A new study says dropping the paper dollar in favor of a $1 coin would save the federal government $4.4 billion over the next three decades, chiefly because the coins wouldn’t need to be replaced as often, reducing the cost per unit.
The Government Accountability Office said Wednesday that the higher costs for minting the coins would lead to costs in the near term, but over the long haul the coins would pay off handsomely.
In a podcast accompanying the report, Lorelei St. James, director of GAO’s physical infrastructure issues department, said it costs the government 15 cents to produce a coin.
The $4.4 billion in savings is slightly lower than a GAO estimate last year that said savings could top $5.5 billion.
Right now, both coins and bills are in circulation. Last year, the Treasury Department said it would stop producing new coins until its stockpile of more than one billion coins is used up. The U.S. Mint believes it has enough coins to cover new demand for the next decade.

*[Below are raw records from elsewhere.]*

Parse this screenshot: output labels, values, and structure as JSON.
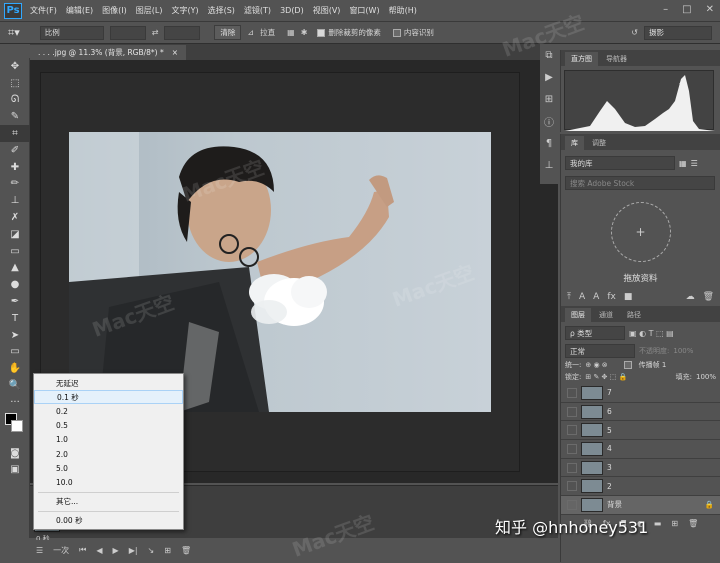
{
  "menubar": {
    "logo": "Ps",
    "items": [
      "文件(F)",
      "编辑(E)",
      "图像(I)",
      "图层(L)",
      "文字(Y)",
      "选择(S)",
      "滤镜(T)",
      "3D(D)",
      "视图(V)",
      "窗口(W)",
      "帮助(H)"
    ]
  },
  "options": {
    "ratio_label": "比例",
    "clear_label": "清除",
    "straighten_label": "拉直",
    "delete_cropped_label": "删除裁剪的像素",
    "content_aware_label": "内容识别",
    "workspace_label": "摄影"
  },
  "document": {
    "tab_title": ". . . .jpg @ 11.3% (背景, RGB/8*) *",
    "close": "×"
  },
  "panels": {
    "histogram_tabs": [
      "直方图",
      "导航器"
    ],
    "library_tabs": [
      "库",
      "调整"
    ],
    "library_name": "我的库",
    "search_placeholder": "搜索 Adobe Stock",
    "drop_text": "拖放资料",
    "layer_tabs": [
      "图层",
      "通道",
      "路径"
    ],
    "filter_label": "ρ 类型",
    "blend_mode": "正常",
    "opacity_label": "不透明度:",
    "opacity_value": "100%",
    "unify_label": "统一:",
    "propagate_label": "传播帧 1",
    "lock_label": "锁定:",
    "fill_label": "填充:",
    "fill_value": "100%",
    "layers": [
      "7",
      "6",
      "5",
      "4",
      "3",
      "2",
      "背景"
    ]
  },
  "popup": {
    "items": [
      "无延迟",
      "0.1 秒",
      "0.2",
      "0.5",
      "1.0",
      "2.0",
      "5.0",
      "10.0"
    ],
    "other": "其它...",
    "current": "0.00 秒"
  },
  "timeline": {
    "delay_label": "0 秒",
    "loop_label": "一次"
  },
  "credit": "知乎 @hnhoney531",
  "watermark": "Mac天空"
}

The Treasury Department says that switching to all coins could end up costing the private sector money, since vendors would have to adjust.